Assignment. Which lines of the entries contain the string "Browse"? Please find them and copy them.

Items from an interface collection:
- - - -

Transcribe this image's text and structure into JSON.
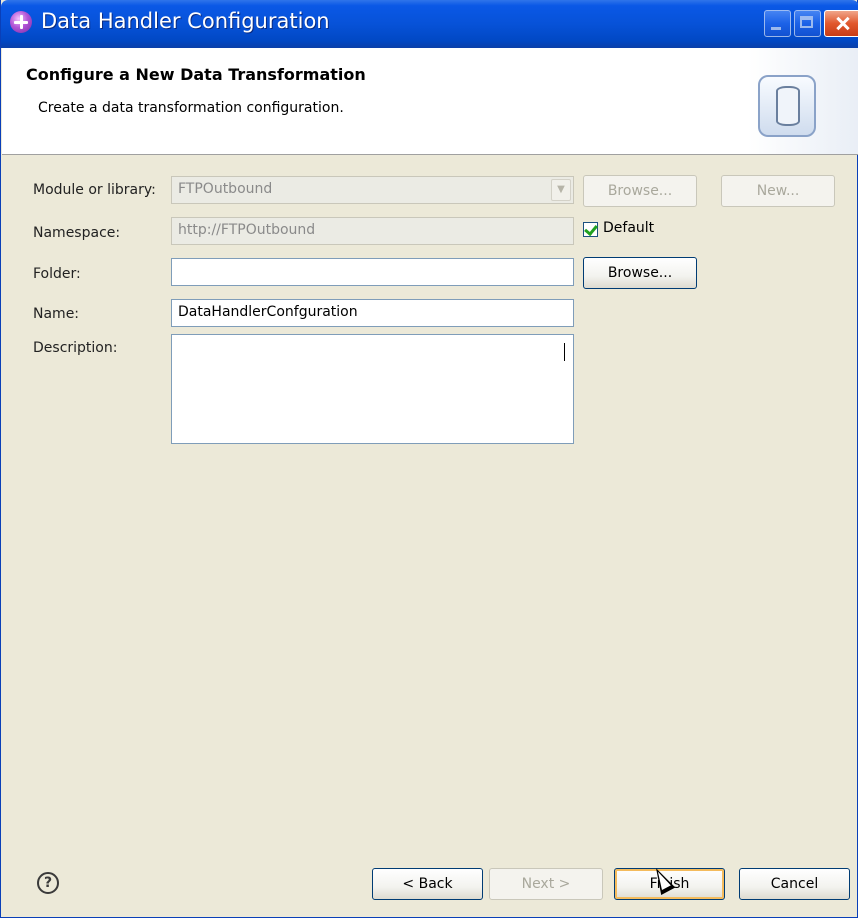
{
  "window": {
    "title": "Data Handler Configuration"
  },
  "header": {
    "title": "Configure a New Data Transformation",
    "subtitle": "Create a data transformation configuration."
  },
  "form": {
    "module_label": "Module or library:",
    "module_value": "FTPOutbound",
    "module_browse": "Browse...",
    "module_new": "New...",
    "namespace_label": "Namespace:",
    "namespace_value": "http://FTPOutbound",
    "default_label": "Default",
    "folder_label": "Folder:",
    "folder_value": "",
    "folder_browse": "Browse...",
    "name_label": "Name:",
    "name_value": "DataHandlerConfguration",
    "description_label": "Description:",
    "description_value": ""
  },
  "footer": {
    "help": "?",
    "back": "< Back",
    "next": "Next >",
    "finish": "Finish",
    "cancel": "Cancel"
  },
  "icons": {
    "app": "eclipse-purple-icon",
    "wizard": "database-cylinder-icon"
  },
  "colors": {
    "titlebar": "#0752d8",
    "close": "#e1582d",
    "body": "#ece9d8",
    "check": "#21a121"
  }
}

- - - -

Result.
    "module_browse": "Browse...",
    "folder_browse": "Browse...",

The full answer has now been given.